Your task is to copy every line of the entries that holds the word "timing".

• • •

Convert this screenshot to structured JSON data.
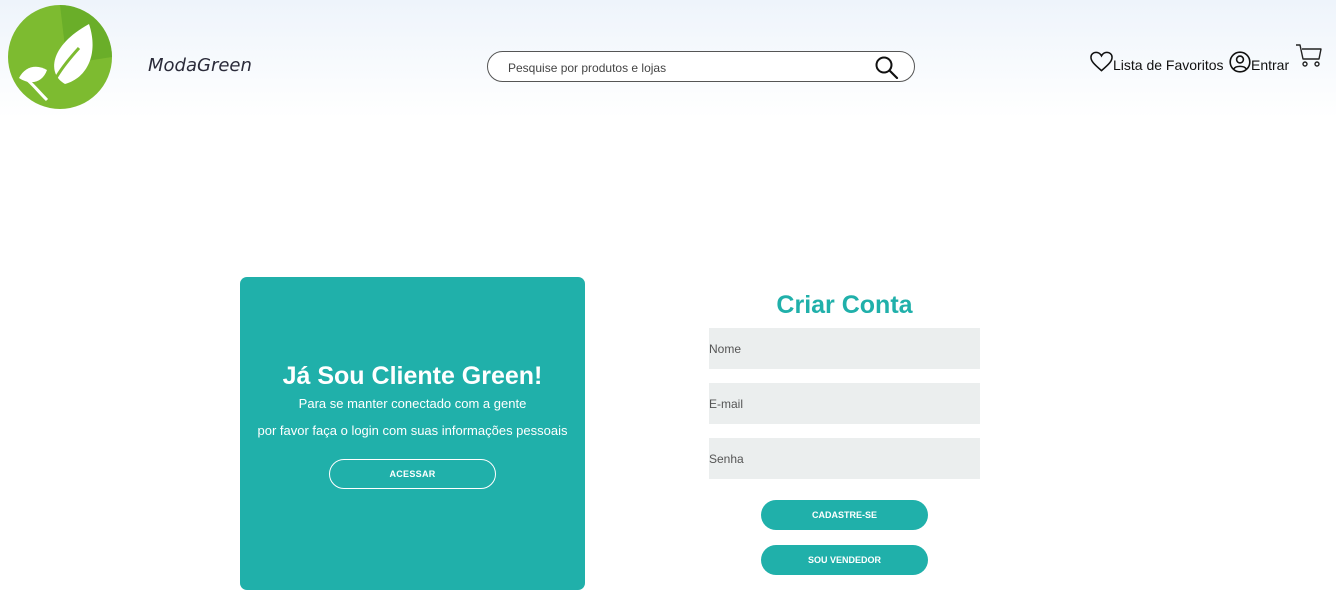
{
  "header": {
    "brand": "ModaGreen",
    "search": {
      "placeholder": "Pesquise por produtos e lojas"
    },
    "favorites_label": "Lista de Favoritos",
    "login_label": "Entrar"
  },
  "login_panel": {
    "title": "Já Sou Cliente Green!",
    "line1": "Para se manter conectado com a gente",
    "line2": "por favor faça o login com suas informações pessoais",
    "button": "ACESSAR"
  },
  "signup": {
    "title": "Criar Conta",
    "name_placeholder": "Nome",
    "email_placeholder": "E-mail",
    "password_placeholder": "Senha",
    "signup_button": "CADASTRE-SE",
    "seller_button": "SOU VENDEDOR"
  },
  "colors": {
    "accent": "#20b0aa",
    "logo_green": "#7dbb30",
    "field_bg": "#ebeeee"
  },
  "icons": [
    "leaf-logo-icon",
    "search-icon",
    "heart-icon",
    "user-icon",
    "cart-icon"
  ]
}
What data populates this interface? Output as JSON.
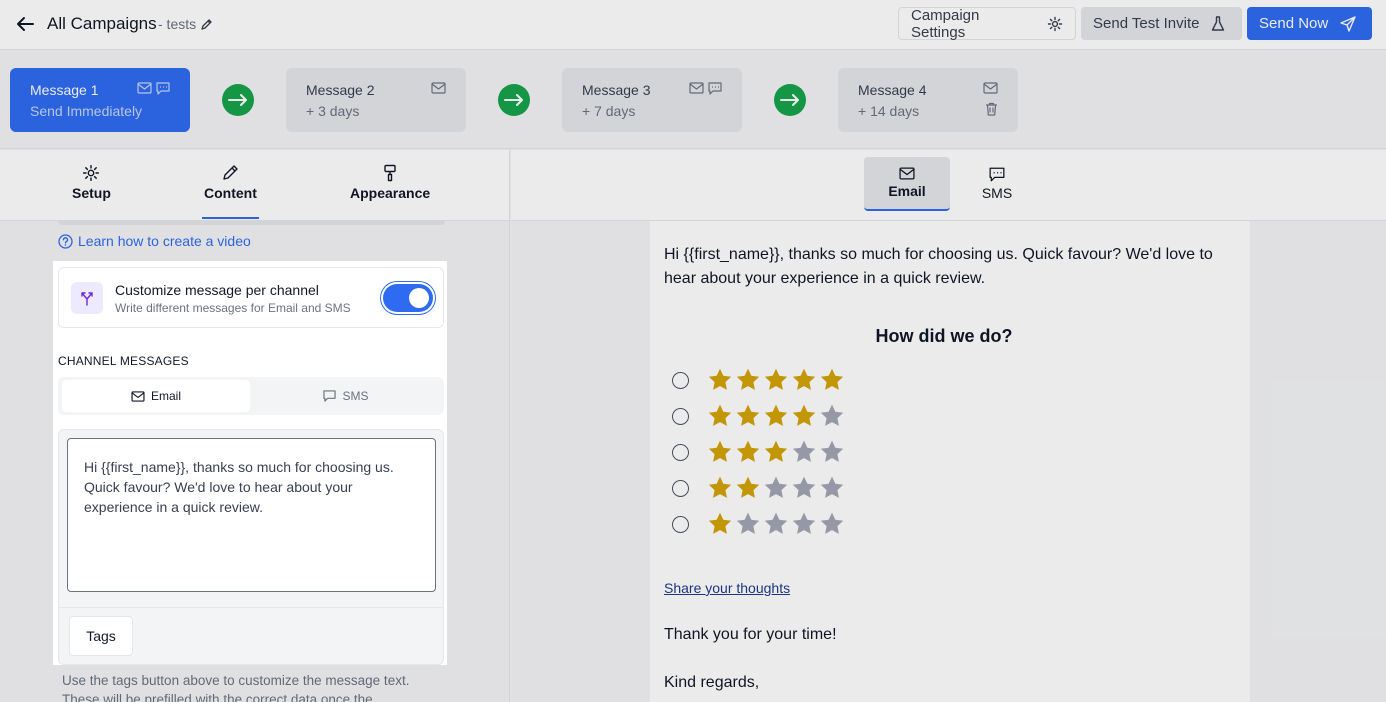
{
  "header": {
    "title": "All Campaigns",
    "subtitle": "- tests",
    "campaign_settings_label": "Campaign Settings",
    "send_test_label": "Send Test Invite",
    "send_now_label": "Send Now"
  },
  "messages": [
    {
      "title": "Message 1",
      "timing": "Send Immediately"
    },
    {
      "title": "Message 2",
      "timing": "+ 3 days"
    },
    {
      "title": "Message 3",
      "timing": "+ 7 days"
    },
    {
      "title": "Message 4",
      "timing": "+ 14 days"
    }
  ],
  "left_tabs": {
    "setup": "Setup",
    "content": "Content",
    "appearance": "Appearance"
  },
  "learn_link": "Learn how to create a video",
  "customize": {
    "title": "Customize message per channel",
    "subtitle": "Write different messages for Email and SMS",
    "enabled": true
  },
  "channel_messages": {
    "label": "CHANNEL MESSAGES",
    "email_tab": "Email",
    "sms_tab": "SMS",
    "text": "Hi {{first_name}}, thanks so much for choosing us. Quick favour? We'd love to hear about your experience in a quick review.",
    "tags_label": "Tags"
  },
  "help_text": "Use the tags button above to customize the message text. These will be prefilled with the correct data once the",
  "right_tabs": {
    "email": "Email",
    "sms": "SMS"
  },
  "preview": {
    "intro": "Hi {{first_name}}, thanks so much for choosing us. Quick favour? We'd love to hear about your experience in a quick review.",
    "heading": "How did we do?",
    "ratings": [
      5,
      4,
      3,
      2,
      1
    ],
    "link": "Share your thoughts",
    "thanks": "Thank you for your time!",
    "regards": "Kind regards,"
  },
  "colors": {
    "primary": "#2f6bf0",
    "success": "#16a34a",
    "star_filled": "#d4a306",
    "star_empty": "#a1a7b3"
  }
}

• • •

- **Task response**
      "timing": "Send Immediately"
      "timing": "+ 3 days"
      "timing": "+ 7 days"
      "timing": "+ 14 days"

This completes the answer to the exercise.